Johnson's drawings are on view at CRG Gallery through February 13. They will go on view at the ADAA at the Park Avenue Armory, March 2–7.
The drawings use motifs from multiple sources, unified by a stylistic language that references the engraved line. The pastiche aspect of the work allows each element to work in a specific vocabulary while suggesting that the components are interchangeable parts.
Each drawing in the series features a flower from Bataille's essay, specifically those flowers upon which human emotions are assigned emblematically: the Columbine for Sadness, Snapdragons for desire, the Water Lily for indifference, and the Rose for Love. The flowers are not necessarily meant to perform these symbolic functions in the drawings, but could be iconic stand-ins for the flowers themselves. I think it's interesting that there might be traditional associations concerning the flowers, but you don't necessarily have to know them to get something from the work.
The imagery is from from secondary sources, ranging from Google Image Search to published reference books. I like to borrow elements from Florid Victorian Ornament, a book of work by the 19th Century German engraver Karl Klimsch, and the classic The Grammar of Ornament by Owen Jones. I usually eyeball these and draw them by hand, though occasionally I use a lightbox if the pattern is exceptionally difficult. In addition, I use two different spirograph tools to create the geometric patterns—the Kenner toy from 1965 and the "Klutz" spiral pattern maker. The arabesque was inspired by an Islamic star ornament from Titus Burckhardt's Art of Islam: Language and Meaning... but unable to trace the pattern accurately, I had to figure out the geometry to make it work, which was pretty fascinating even though I'm not mathematically inclined.

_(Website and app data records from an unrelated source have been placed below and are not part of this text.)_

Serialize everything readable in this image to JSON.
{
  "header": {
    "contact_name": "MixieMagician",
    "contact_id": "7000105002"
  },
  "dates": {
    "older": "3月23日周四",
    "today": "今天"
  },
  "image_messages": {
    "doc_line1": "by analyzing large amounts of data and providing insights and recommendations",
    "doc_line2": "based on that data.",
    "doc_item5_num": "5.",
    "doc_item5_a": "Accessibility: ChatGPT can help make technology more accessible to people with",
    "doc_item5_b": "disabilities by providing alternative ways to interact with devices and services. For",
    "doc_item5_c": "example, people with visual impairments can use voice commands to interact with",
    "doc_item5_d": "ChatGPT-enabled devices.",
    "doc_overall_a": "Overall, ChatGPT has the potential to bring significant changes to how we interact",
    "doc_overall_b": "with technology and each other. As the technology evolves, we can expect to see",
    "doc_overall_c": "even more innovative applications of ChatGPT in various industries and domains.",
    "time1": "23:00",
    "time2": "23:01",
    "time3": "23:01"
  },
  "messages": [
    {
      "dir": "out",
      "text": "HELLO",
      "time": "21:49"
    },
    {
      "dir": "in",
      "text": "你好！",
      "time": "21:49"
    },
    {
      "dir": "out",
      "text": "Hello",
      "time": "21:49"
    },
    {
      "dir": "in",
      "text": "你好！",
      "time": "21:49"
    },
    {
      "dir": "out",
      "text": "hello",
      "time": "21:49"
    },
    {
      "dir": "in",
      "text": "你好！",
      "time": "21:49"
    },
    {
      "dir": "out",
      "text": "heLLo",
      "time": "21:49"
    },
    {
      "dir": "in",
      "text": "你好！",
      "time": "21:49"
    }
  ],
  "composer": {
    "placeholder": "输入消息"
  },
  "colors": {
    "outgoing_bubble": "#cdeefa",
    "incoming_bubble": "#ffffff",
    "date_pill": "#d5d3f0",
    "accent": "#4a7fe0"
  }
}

The geometric patterns are known as rosettes, and whilethey are not directly derived from flowers, there is an abstract relationship to flowers that I think is appealing. In the case of the Islamic patterns the relationship is more pronounced, since the creation of images in Islam is generally forbidden.
I've been working under the name Butt Johnson for the last 10 years, partially as a way of examining the legitimacy of authorship and the branding of the "artist" as a commercial product. I also like (and sometimes hate) the contrast between the throwaway quality of the name itself and the painstaking processes of making my drawings. My signature, like most aspects of my drawings, is based around the visual traditions of engraving—I think it functions best in that form, and hopefully even projects an air of consequence.
"Acedia," the title of Swiss photographer Olivier Richon's exhibition at Ibid Projects, describes a state of indolence, reverie and torpor.